Through this analysis I found inspiration for preparing my performance, which focused on the study and in-depth analysis of the evolution of the taste of the espresso during its, although short, very intense life.
The taste of the espresso changes when its temperature changes: the lower it is, the more you feel different sensations compared to the ones experienced in the first sip, with a total but different involvement of the taste buds.
The different taste of the espresso at different temperatures, in my opinion, is something not to underestimate because it’s an important factor which allows the barista to choose the right coffee, since not all coffees are suitable to be extracted as an espresso (sometimes even great coffees, if drunk at different temperatures, might seem undrinkable).
My advice is to try this test especially during the study of a mix for espresso, and you can also get clear answers on this while studying the roasting profile of a coffee, when helping the roaster to figure out the differences of taste according to the different roasting curves.
After what I studied and various tests, I came to the conclusion that the coffee that best represented what I wanted to prove to the judges was NEKISSE: among all the coffees that I’ve tried, it’s the only one which showed a good balance in the cup, with a controlled acidity and an intense sweetness, not to mention its richness and gustative complexity.

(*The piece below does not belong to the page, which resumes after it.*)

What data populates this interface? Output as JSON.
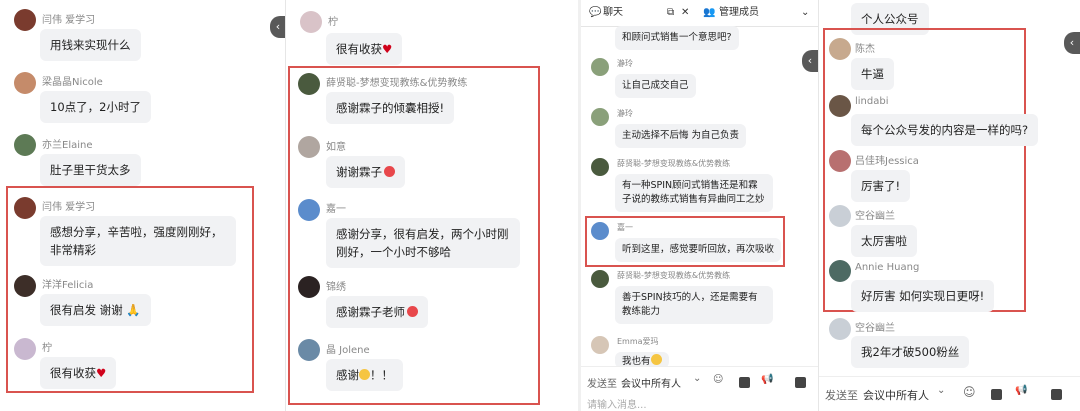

This choice came after a very hard work, especially because balance in the cup are the hardest characteristics to keep under control during a tasting which is divided into 3 sips and lasts 60 seconds, because often a decrease of temperature implies an intensification of acidity and bitterness.